I have designed a home with exposed beam roof framing over the exterior porch area. Does anyone know where I can find details to make the rafter to beam connections and collar tie to rafter connections. These connections would need to be relatively attractive as they will remain exposed.
There are two books out both by Tedd Benson on timber framing that may have the connections you are looking for. The first title is "Building the Timber Frame House" the second title is "The Timber Frame Home". I just pulled them off the book shelves and it looks like there are connections that would be useful.
As a matter of fact, I am currently quoting out the exact same thing. I got the Simpson's StrongTie CD, which has all of their products listed. There are six pages of beam/glulam connectors made of heavy gauge steel. They come in that strange, galvanized color, but I just paint them black with Rustoleum before installation. Looks very good, not expensive, and code accepted. Failing that, on the last timber-frame home, the connector plates were all "architected" from 3/16" steel with thru-bolts to make connections. I went to my local steel-supplier, who cut the plates and punched out the bolt holes. After putting them in, out came the Rustoleum again, and they looked great.
I've been looking for these myself...I found some joist hangers for 4x material at Schroeder Log Home Supply www.loghelp.com at thier web site do a search for joist hangers...you can also try Harmony Exchange, they specialize in timber frame construction, there wasn't any connectors on thier web site you'll have to call them. Hope this is some help, good luck

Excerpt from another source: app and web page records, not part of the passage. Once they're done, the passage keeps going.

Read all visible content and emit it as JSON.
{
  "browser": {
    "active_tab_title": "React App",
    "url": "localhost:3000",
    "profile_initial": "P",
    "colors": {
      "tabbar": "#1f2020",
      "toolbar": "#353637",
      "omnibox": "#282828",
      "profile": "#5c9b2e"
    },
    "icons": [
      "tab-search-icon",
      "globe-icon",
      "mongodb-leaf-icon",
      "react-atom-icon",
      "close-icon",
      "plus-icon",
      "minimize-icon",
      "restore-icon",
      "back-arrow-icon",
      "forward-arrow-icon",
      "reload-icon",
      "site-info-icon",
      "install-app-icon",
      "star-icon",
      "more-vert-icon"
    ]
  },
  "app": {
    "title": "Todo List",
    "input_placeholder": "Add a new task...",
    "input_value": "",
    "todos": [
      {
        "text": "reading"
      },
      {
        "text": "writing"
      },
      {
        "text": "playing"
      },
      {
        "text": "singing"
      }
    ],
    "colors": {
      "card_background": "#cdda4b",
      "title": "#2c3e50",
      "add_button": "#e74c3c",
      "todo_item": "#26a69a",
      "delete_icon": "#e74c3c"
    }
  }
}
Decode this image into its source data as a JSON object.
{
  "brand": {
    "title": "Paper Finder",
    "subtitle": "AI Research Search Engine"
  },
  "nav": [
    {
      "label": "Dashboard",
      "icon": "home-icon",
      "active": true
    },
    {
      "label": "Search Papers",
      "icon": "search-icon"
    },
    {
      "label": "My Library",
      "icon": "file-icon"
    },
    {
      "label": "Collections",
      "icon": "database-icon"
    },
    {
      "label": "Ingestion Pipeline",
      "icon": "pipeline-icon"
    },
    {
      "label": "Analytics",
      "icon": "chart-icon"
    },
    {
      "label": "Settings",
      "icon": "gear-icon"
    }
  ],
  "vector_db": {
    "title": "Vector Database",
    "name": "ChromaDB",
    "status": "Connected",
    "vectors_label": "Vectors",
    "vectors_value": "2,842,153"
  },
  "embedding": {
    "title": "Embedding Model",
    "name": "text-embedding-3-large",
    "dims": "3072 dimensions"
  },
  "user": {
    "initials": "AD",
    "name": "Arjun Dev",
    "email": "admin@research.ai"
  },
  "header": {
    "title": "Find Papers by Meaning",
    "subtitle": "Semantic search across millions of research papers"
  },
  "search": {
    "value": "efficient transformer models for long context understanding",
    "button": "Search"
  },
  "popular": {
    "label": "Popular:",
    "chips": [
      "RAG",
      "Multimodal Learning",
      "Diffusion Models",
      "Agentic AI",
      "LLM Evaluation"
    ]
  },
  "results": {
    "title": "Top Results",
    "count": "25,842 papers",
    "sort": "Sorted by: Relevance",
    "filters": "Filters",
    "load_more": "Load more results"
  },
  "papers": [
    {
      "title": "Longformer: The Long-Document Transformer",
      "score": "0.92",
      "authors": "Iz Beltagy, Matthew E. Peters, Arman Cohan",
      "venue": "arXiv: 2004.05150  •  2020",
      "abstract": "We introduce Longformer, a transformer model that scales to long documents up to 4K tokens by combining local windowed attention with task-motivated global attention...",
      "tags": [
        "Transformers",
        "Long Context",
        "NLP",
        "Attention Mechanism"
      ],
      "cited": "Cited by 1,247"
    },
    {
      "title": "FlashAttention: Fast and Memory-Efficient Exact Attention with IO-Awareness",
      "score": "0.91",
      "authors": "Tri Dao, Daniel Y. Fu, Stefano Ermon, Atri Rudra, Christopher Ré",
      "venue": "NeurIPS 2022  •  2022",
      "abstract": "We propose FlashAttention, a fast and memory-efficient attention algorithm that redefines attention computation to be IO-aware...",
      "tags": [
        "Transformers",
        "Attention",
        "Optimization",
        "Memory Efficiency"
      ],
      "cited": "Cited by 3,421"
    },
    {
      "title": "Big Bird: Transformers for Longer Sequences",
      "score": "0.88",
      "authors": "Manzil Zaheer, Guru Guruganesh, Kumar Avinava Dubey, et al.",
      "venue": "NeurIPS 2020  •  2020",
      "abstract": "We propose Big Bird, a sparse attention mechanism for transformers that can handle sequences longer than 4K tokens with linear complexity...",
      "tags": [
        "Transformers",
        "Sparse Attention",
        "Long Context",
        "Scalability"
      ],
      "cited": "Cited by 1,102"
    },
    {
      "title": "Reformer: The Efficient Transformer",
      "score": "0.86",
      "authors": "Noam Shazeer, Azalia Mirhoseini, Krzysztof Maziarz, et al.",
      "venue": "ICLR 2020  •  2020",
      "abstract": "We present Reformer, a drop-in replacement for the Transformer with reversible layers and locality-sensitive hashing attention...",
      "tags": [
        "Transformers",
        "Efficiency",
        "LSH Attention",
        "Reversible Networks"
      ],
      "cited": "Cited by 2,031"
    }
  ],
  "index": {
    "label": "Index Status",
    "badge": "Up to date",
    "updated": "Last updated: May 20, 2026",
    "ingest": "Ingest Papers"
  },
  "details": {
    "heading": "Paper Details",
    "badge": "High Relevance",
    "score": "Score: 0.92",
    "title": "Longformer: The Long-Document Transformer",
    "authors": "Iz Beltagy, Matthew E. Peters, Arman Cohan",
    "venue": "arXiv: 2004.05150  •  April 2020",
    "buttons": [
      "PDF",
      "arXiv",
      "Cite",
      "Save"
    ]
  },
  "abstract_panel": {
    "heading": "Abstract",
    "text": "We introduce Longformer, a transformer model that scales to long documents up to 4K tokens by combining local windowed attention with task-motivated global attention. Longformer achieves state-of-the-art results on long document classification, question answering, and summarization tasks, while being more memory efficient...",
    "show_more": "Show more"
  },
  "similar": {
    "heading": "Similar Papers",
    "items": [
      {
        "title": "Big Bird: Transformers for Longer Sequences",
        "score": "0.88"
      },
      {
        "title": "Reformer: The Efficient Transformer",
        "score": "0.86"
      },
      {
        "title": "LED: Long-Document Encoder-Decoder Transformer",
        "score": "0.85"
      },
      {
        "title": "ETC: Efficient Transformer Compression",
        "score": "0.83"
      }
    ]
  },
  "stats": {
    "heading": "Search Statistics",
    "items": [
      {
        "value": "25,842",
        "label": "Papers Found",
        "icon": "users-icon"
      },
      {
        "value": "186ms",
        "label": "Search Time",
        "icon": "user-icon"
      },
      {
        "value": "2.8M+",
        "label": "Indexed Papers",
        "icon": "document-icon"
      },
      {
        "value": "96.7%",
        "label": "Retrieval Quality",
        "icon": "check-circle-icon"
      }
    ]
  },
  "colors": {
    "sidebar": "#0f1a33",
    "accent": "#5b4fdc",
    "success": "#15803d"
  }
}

Timber framing doesn't use metal connectors. You want timbers, exposed joints, well do it the old fashioned way with dovetails, mortise and tenons and/or birdsmouths. No metal connectors. follow Jack's lead with Tedd Benson's first book, "building the timber framed house"
Most inspectors like to see steel in the collar tie to rafter connection. It doesn't have to be "seen" though. A steel rod that runs through a channel in the top of the collar tie, where it won't be seen, gives you, the homeowner and the inspector a little piece of mind.